*** Begin section ***
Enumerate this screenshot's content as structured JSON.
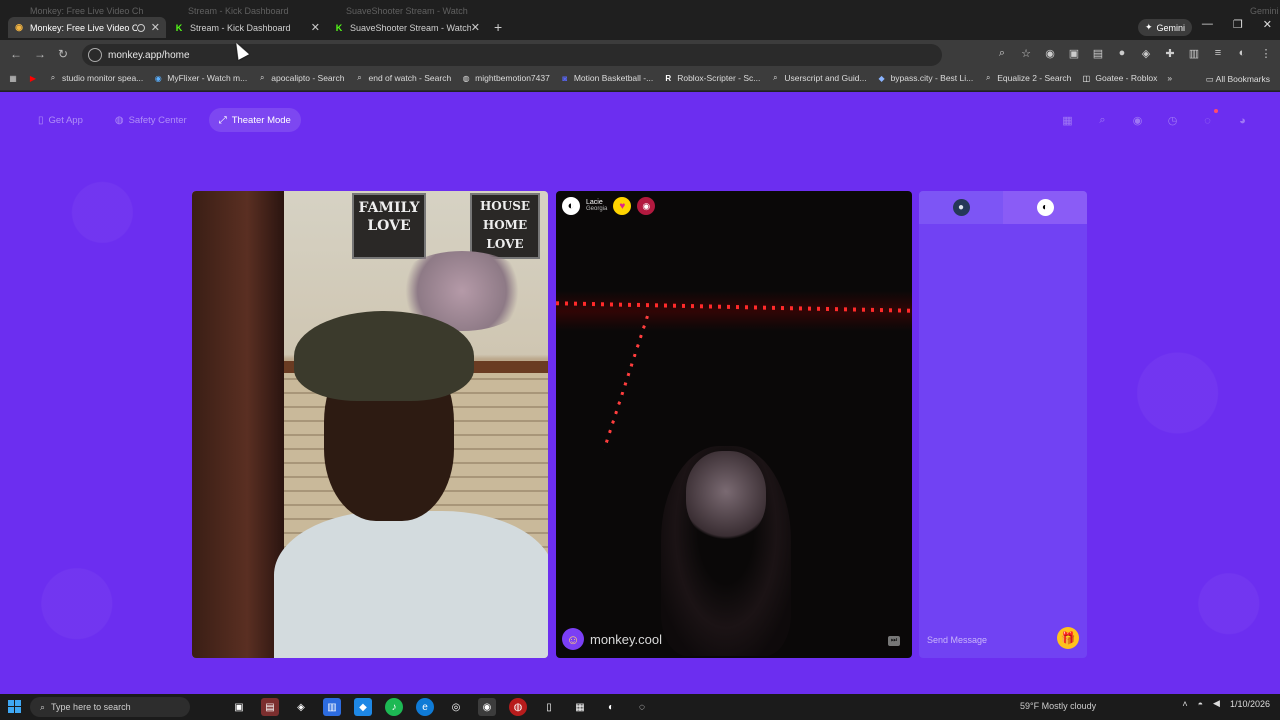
{
  "browser": {
    "ghost_tabs": [
      "Monkey: Free Live Video Ch",
      "Stream - Kick Dashboard",
      "SuaveShooter Stream - Watch",
      "Gemini"
    ],
    "tabs": [
      {
        "title": "Monkey: Free Live Video Ch",
        "icon": "monkey-favicon"
      },
      {
        "title": "Stream - Kick Dashboard",
        "icon": "kick-favicon"
      },
      {
        "title": "SuaveShooter Stream - Watch",
        "icon": "kick-favicon"
      }
    ],
    "gemini_label": "Gemini",
    "url": "monkey.app/home",
    "bookmarks": [
      {
        "label": "studio monitor spea...",
        "icon": "search-icon"
      },
      {
        "label": "MyFlixer - Watch m...",
        "icon": "myflixer-icon"
      },
      {
        "label": "apocalipto - Search",
        "icon": "search-icon"
      },
      {
        "label": "end of watch - Search",
        "icon": "search-icon"
      },
      {
        "label": "mightbemotion7437",
        "icon": "github-icon"
      },
      {
        "label": "Motion Basketball -...",
        "icon": "discord-icon"
      },
      {
        "label": "Roblox-Scripter - Sc...",
        "icon": "roblox-icon"
      },
      {
        "label": "Userscript and Guid...",
        "icon": "search-icon"
      },
      {
        "label": "bypass.city - Best Li...",
        "icon": "bypass-icon"
      },
      {
        "label": "Equalize 2 - Search",
        "icon": "search-icon"
      },
      {
        "label": "Goatee - Roblox",
        "icon": "roblox-icon"
      }
    ],
    "all_bookmarks": "All Bookmarks"
  },
  "nav": {
    "get_app": "Get App",
    "safety_center": "Safety Center",
    "theater_mode": "Theater Mode"
  },
  "left_video": {
    "frame1_text": "FAMILY\nLOVE",
    "frame2_text": "HOUSE\nHOME\nLOVE"
  },
  "peer": {
    "name": "Lacie",
    "location": "Georgia",
    "watermark": "monkey.cool"
  },
  "chat": {
    "placeholder": "Send Message"
  },
  "taskbar": {
    "search_placeholder": "Type here to search",
    "weather": "59°F Mostly cloudy",
    "date": "1/10/2026"
  }
}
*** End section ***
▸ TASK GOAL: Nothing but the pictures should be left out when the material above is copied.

▸ SOLVED PROBLEM:
Enumerate this screenshot's content as structured JSON.
{
  "browser": {
    "ghost_tabs": [
      "Monkey: Free Live Video Ch",
      "Stream - Kick Dashboard",
      "SuaveShooter Stream - Watch",
      "Gemini"
    ],
    "tabs": [
      {
        "title": "Monkey: Free Live Video Ch",
        "icon": "monkey-favicon"
      },
      {
        "title": "Stream - Kick Dashboard",
        "icon": "kick-favicon"
      },
      {
        "title": "SuaveShooter Stream - Watch",
        "icon": "kick-favicon"
      }
    ],
    "gemini_label": "Gemini",
    "url": "monkey.app/home",
    "bookmarks": [
      {
        "label": "studio monitor spea...",
        "icon": "search-icon"
      },
      {
        "label": "MyFlixer - Watch m...",
        "icon": "myflixer-icon"
      },
      {
        "label": "apocalipto - Search",
        "icon": "search-icon"
      },
      {
        "label": "end of watch - Search",
        "icon": "search-icon"
      },
      {
        "label": "mightbemotion7437",
        "icon": "github-icon"
      },
      {
        "label": "Motion Basketball -...",
        "icon": "discord-icon"
      },
      {
        "label": "Roblox-Scripter - Sc...",
        "icon": "roblox-icon"
      },
      {
        "label": "Userscript and Guid...",
        "icon": "search-icon"
      },
      {
        "label": "bypass.city - Best Li...",
        "icon": "bypass-icon"
      },
      {
        "label": "Equalize 2 - Search",
        "icon": "search-icon"
      },
      {
        "label": "Goatee - Roblox",
        "icon": "roblox-icon"
      }
    ],
    "all_bookmarks": "All Bookmarks"
  },
  "nav": {
    "get_app": "Get App",
    "safety_center": "Safety Center",
    "theater_mode": "Theater Mode"
  },
  "left_video": {
    "frame1_text": "FAMILY\nLOVE",
    "frame2_text": "HOUSE\nHOME\nLOVE"
  },
  "peer": {
    "name": "Lacie",
    "location": "Georgia",
    "watermark": "monkey.cool"
  },
  "chat": {
    "placeholder": "Send Message"
  },
  "taskbar": {
    "search_placeholder": "Type here to search",
    "weather": "59°F Mostly cloudy",
    "date": "1/10/2026"
  }
}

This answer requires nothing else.